==== Record excerpts ====

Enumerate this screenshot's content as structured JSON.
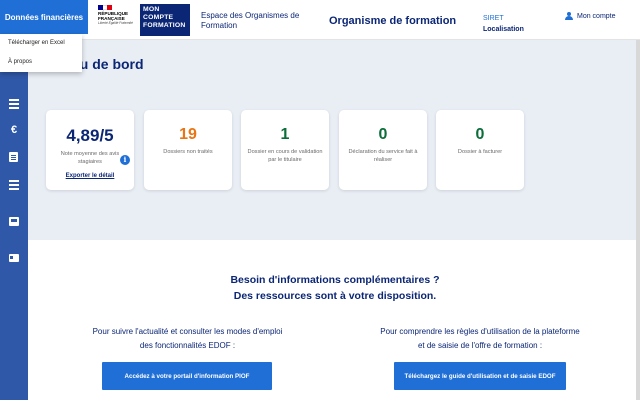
{
  "header": {
    "finance_button": "Données financières",
    "marianne": {
      "line1": "RÉPUBLIQUE",
      "line2": "FRANÇAISE",
      "devise": "Liberté Égalité Fraternité",
      "flag_colors": [
        "#000091",
        "#ffffff",
        "#e1000f"
      ]
    },
    "mcf_logo": [
      "MON",
      "COMPTE",
      "FORMATION"
    ],
    "eof_title": "Espace des Organismes de Formation",
    "org_title": "Organisme de formation",
    "siret_label": "SIRET",
    "localisation_label": "Localisation",
    "account_label": "Mon compte"
  },
  "dropdown": {
    "items": [
      "Télécharger en Excel",
      "À propos"
    ]
  },
  "sidebar": {
    "icons": [
      "dashboard-icon",
      "list-icon",
      "euro-icon",
      "clipboard-icon",
      "rows-icon",
      "inbox-icon",
      "id-card-icon"
    ]
  },
  "dashboard": {
    "title": "au de bord",
    "cards": [
      {
        "value": "4,89/5",
        "label": "Note moyenne des avis stagiaires",
        "link": "Exporter le détail"
      },
      {
        "value": "19",
        "label": "Dossiers non traités"
      },
      {
        "value": "1",
        "label": "Dossier en cours de validation par le titulaire"
      },
      {
        "value": "0",
        "label": "Déclaration du service fait à réaliser"
      },
      {
        "value": "0",
        "label": "Dossier à facturer"
      }
    ],
    "info_icon": "i"
  },
  "info": {
    "heading_line1": "Besoin d'informations complémentaires ?",
    "heading_line2": "Des ressources sont à votre disposition.",
    "left_text": "Pour suivre l'actualité et consulter les modes d'emploi des fonctionnalités EDOF :",
    "right_text": "Pour comprendre les règles d'utilisation de la plateforme et de saisie de l'offre de formation :",
    "left_button": "Accédez à votre portail d'information PIOF",
    "right_button": "Téléchargez le guide d'utilisation et de saisie EDOF"
  },
  "colors": {
    "primary": "#1f6fd6",
    "navy": "#0b2675",
    "sidebar": "#2f58a8",
    "orange": "#e87614",
    "green": "#0b6e3a"
  }
}
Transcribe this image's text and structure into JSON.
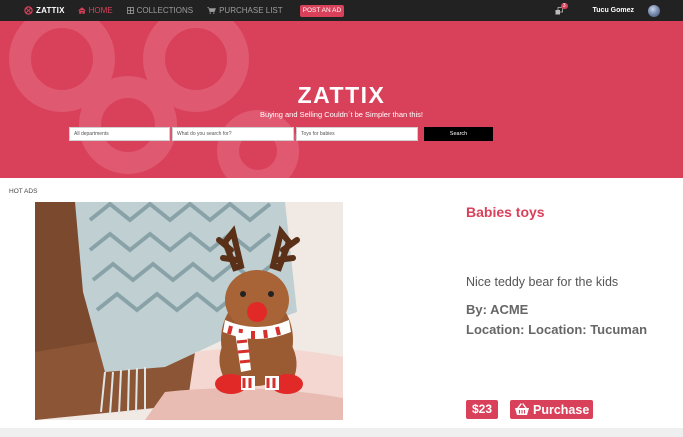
{
  "navbar": {
    "brand": "ZATTIX",
    "items": [
      {
        "label": "HOME",
        "icon": "home-icon",
        "active": true
      },
      {
        "label": "COLLECTIONS",
        "icon": "grid-icon",
        "active": false
      },
      {
        "label": "PURCHASE LIST",
        "icon": "cart-icon",
        "active": false
      }
    ],
    "post_ad": "POST AN AD",
    "notifications_count": "3",
    "username": "Tucu Gomez"
  },
  "hero": {
    "title": "ZATTIX",
    "tagline": "Buying and Selling Couldn´t be Simpler than this!",
    "search": {
      "department_value": "All departments",
      "query_placeholder": "What do you search for?",
      "location_value": "Toys for babies",
      "button_label": "Search"
    }
  },
  "section_label": "HOT ADS",
  "ad": {
    "title": "Babies toys",
    "description": "Nice teddy bear for the kids",
    "by": "By: ACME",
    "location": "Location: Location: Tucuman",
    "price": "$23",
    "purchase_label": "Purchase"
  },
  "colors": {
    "accent": "#d9415a",
    "navbar": "#222222",
    "search_button": "#000000"
  }
}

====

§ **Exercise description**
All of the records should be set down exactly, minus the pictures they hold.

§ **Task response**
Enumerate this screenshot's content as structured JSON.
{
  "header": {
    "finance_button": "Données financières",
    "marianne": {
      "line1": "RÉPUBLIQUE",
      "line2": "FRANÇAISE",
      "devise": "Liberté Égalité Fraternité",
      "flag_colors": [
        "#000091",
        "#ffffff",
        "#e1000f"
      ]
    },
    "mcf_logo": [
      "MON",
      "COMPTE",
      "FORMATION"
    ],
    "eof_title": "Espace des Organismes de Formation",
    "org_title": "Organisme de formation",
    "siret_label": "SIRET",
    "localisation_label": "Localisation",
    "account_label": "Mon compte"
  },
  "dropdown": {
    "items": [
      "Télécharger en Excel",
      "À propos"
    ]
  },
  "sidebar": {
    "icons": [
      "dashboard-icon",
      "list-icon",
      "euro-icon",
      "clipboard-icon",
      "rows-icon",
      "inbox-icon",
      "id-card-icon"
    ]
  },
  "dashboard": {
    "title": "au de bord",
    "cards": [
      {
        "value": "4,89/5",
        "label": "Note moyenne des avis stagiaires",
        "link": "Exporter le détail"
      },
      {
        "value": "19",
        "label": "Dossiers non traités"
      },
      {
        "value": "1",
        "label": "Dossier en cours de validation par le titulaire"
      },
      {
        "value": "0",
        "label": "Déclaration du service fait à réaliser"
      },
      {
        "value": "0",
        "label": "Dossier à facturer"
      }
    ],
    "info_icon": "i"
  },
  "info": {
    "heading_line1": "Besoin d'informations complémentaires ?",
    "heading_line2": "Des ressources sont à votre disposition.",
    "left_text": "Pour suivre l'actualité et consulter les modes d'emploi des fonctionnalités EDOF :",
    "right_text": "Pour comprendre les règles d'utilisation de la plateforme et de saisie de l'offre de formation :",
    "left_button": "Accédez à votre portail d'information PIOF",
    "right_button": "Téléchargez le guide d'utilisation et de saisie EDOF"
  },
  "colors": {
    "primary": "#1f6fd6",
    "navy": "#0b2675",
    "sidebar": "#2f58a8",
    "orange": "#e87614",
    "green": "#0b6e3a"
  }
}
Transcribe this image's text and structure into JSON.
{
  "navbar": {
    "brand": "ZATTIX",
    "items": [
      {
        "label": "HOME",
        "icon": "home-icon",
        "active": true
      },
      {
        "label": "COLLECTIONS",
        "icon": "grid-icon",
        "active": false
      },
      {
        "label": "PURCHASE LIST",
        "icon": "cart-icon",
        "active": false
      }
    ],
    "post_ad": "POST AN AD",
    "notifications_count": "3",
    "username": "Tucu Gomez"
  },
  "hero": {
    "title": "ZATTIX",
    "tagline": "Buying and Selling Couldn´t be Simpler than this!",
    "search": {
      "department_value": "All departments",
      "query_placeholder": "What do you search for?",
      "location_value": "Toys for babies",
      "button_label": "Search"
    }
  },
  "section_label": "HOT ADS",
  "ad": {
    "title": "Babies toys",
    "description": "Nice teddy bear for the kids",
    "by": "By: ACME",
    "location": "Location: Location: Tucuman",
    "price": "$23",
    "purchase_label": "Purchase"
  },
  "colors": {
    "accent": "#d9415a",
    "navbar": "#222222",
    "search_button": "#000000"
  }
}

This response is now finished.